Instructions for the task:
Check each line of the material for the string "title", and copy the lines that have it.

BEGIN

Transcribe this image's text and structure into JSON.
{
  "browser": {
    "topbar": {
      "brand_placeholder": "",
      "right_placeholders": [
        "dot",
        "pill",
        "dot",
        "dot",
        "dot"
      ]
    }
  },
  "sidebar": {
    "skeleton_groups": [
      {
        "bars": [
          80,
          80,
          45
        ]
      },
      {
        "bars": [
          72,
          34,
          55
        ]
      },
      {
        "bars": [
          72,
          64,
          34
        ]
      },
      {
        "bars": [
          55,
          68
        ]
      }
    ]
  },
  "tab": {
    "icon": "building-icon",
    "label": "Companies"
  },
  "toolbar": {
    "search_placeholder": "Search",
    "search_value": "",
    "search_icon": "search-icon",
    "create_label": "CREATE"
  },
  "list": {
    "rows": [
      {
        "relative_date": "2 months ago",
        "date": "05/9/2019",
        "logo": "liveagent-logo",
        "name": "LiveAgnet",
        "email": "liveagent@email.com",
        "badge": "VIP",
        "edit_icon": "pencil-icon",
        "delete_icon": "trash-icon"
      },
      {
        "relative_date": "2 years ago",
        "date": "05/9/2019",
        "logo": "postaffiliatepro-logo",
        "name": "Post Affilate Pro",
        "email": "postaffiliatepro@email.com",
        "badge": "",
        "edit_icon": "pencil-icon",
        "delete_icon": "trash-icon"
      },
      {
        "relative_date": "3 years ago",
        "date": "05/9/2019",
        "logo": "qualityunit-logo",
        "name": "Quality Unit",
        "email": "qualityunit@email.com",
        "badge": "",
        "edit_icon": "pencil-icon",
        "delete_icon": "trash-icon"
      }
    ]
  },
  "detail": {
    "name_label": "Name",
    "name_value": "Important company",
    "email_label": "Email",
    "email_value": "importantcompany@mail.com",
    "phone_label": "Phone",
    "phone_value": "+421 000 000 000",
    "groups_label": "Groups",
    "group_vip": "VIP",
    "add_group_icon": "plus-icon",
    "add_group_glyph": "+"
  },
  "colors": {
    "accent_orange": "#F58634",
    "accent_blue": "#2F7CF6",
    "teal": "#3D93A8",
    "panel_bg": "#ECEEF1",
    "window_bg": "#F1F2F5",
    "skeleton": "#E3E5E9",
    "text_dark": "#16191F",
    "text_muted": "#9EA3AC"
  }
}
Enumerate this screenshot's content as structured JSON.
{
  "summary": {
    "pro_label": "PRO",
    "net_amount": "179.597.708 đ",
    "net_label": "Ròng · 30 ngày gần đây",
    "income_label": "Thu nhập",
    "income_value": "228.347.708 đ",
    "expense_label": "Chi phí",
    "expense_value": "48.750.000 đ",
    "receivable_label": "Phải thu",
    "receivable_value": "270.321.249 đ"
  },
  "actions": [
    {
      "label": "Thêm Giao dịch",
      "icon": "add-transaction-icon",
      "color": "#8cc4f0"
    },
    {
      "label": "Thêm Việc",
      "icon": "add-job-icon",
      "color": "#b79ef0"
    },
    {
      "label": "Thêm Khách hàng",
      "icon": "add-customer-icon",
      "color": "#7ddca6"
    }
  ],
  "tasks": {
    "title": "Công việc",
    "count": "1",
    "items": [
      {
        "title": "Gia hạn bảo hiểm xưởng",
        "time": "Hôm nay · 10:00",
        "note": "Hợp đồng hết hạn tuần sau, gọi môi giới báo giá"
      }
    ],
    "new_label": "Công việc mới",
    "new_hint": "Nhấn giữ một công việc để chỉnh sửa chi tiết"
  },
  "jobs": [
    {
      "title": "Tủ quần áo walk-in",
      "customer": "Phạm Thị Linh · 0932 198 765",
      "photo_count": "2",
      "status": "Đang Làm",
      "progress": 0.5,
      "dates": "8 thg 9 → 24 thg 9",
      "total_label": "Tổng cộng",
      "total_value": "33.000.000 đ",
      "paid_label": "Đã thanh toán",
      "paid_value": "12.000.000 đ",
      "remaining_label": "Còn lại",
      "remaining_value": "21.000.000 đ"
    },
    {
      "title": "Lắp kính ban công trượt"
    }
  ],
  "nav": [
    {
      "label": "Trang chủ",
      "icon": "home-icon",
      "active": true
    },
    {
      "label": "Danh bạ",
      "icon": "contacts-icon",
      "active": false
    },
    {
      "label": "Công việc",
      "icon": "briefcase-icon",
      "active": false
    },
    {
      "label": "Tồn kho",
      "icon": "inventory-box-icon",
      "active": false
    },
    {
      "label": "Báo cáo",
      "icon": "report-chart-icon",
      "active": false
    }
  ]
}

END

Result for this task:
    "title": "Công việc",
        "title": "Gia hạn bảo hiểm xưởng",
      "title": "Tủ quần áo walk-in",
      "title": "Lắp kính ban công trượt"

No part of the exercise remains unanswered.